DND denies F-35 flaw claims
Landing on North's air strips 'absolutely no problem': air force
The Canadian military is denying a media report that there are flaws in the F-35 stealth fighter jets the Conservative government has agreed to spend billions to purchase.
Department of National Defence staff criss-crossed the country on Monday, pitching the need for the jets to local reporters from Vancouver to Halifax.
Maj.-Gen. Tom Lawson, assistant chief of the air staff, told CBC News in Mississauga, Ont., that he wants to "de-lie" many myths floating around about the F-35s.
"It's important to us that Canadians have the facts," Lawson said. "Landing on airports up in the North is absolutely no problem at all."
The Ottawa Citizen report also said DND officials were looking at having the F-35 manufacturer, Lockheed Martin, install a "drag" parachute on the aircraft to slow them down when they land on short runways.
Canada agreed late last year to spend $16 billion to purchase up to 65 F-35s — the biggest single military purchase in the country's history.
The Conservatives have defended the purchase, saying they are the only aircraft to meet the future needs of Canada's military and will also result in $12 billion in spinoff contracts for the country's aviation industry.
The Opposition Liberals have pledged to cancel the contract if elected to form a government. Liberal Leader Michael Ignatieff vowed to open a competitive bidding process for replacing Canada's aging fleet of CF-18s, which were recently refurbished.
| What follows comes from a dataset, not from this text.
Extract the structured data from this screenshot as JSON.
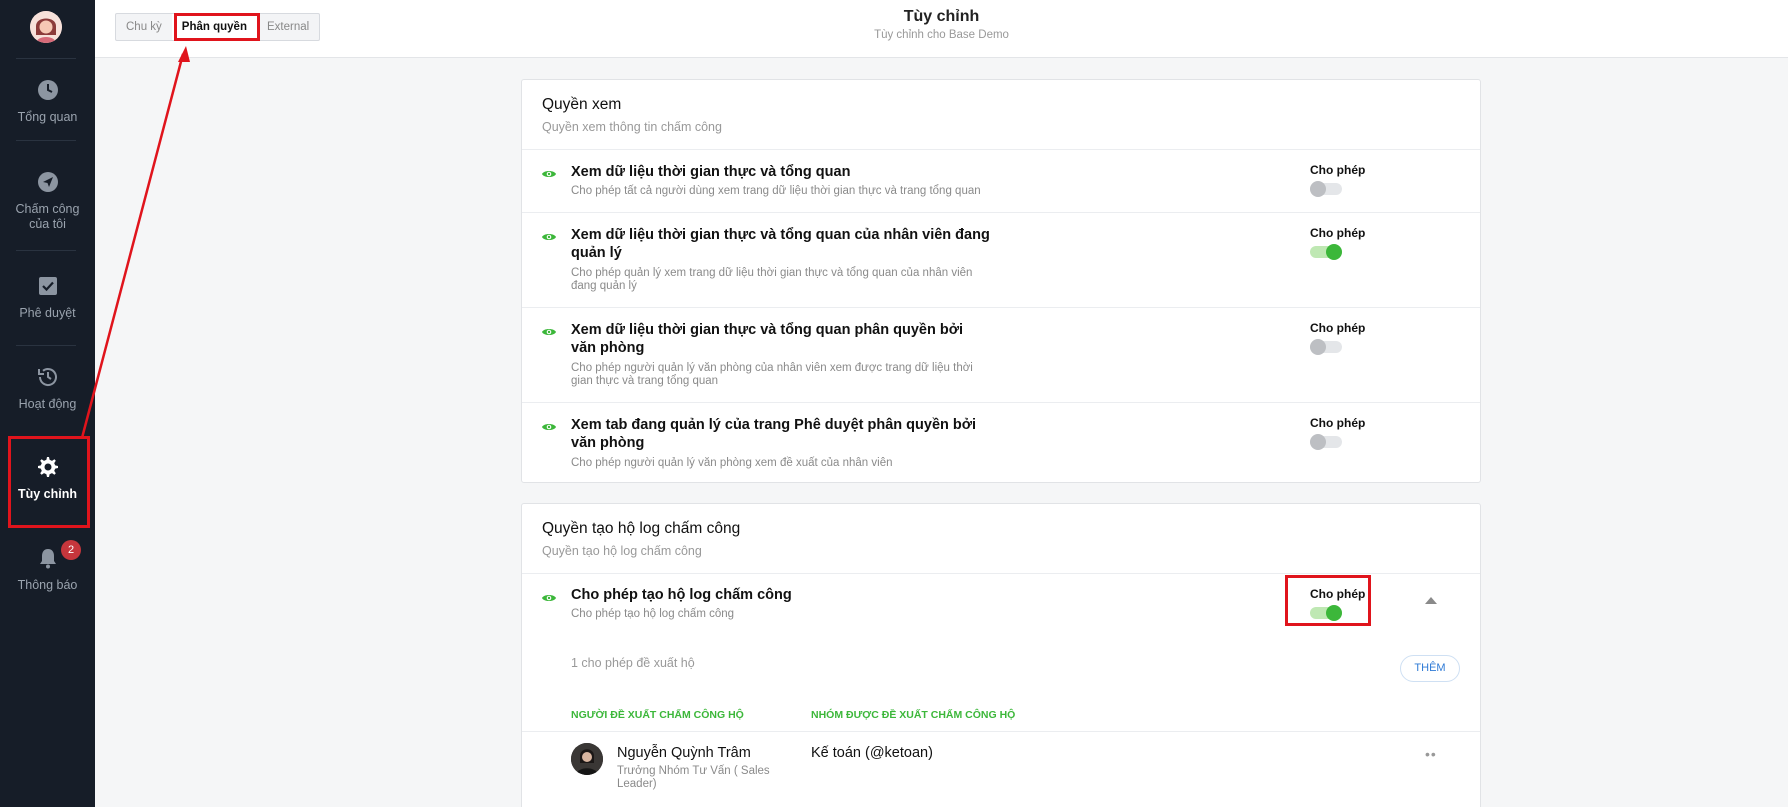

Liberal MP Marc Garneau, his party's industry, science and technology critic, raised the report in the Commons on Monday to accuse Defence Minister Peter MacKay of misleading Canadians on how much the jets will cost.
"It's getting more expensive every day," Garneau told the House. "Today we discovered that his plane can't be refuelled except by paying hundreds of millions of dollars more. How many hundreds more?"
MacKay replied that any modifications for refuelling will be done within the current budget for the F-35s.
Aviation expert Bill Sweetman said he believes neither the landing nor refuelling issues constitute the biggest problems facing the F-35 program.
Sweetman, the editor-in-chief of Defense Technology, told CBC News the F-35 has been plagued with delays and he doesn't know whether the jet will be delivered on time.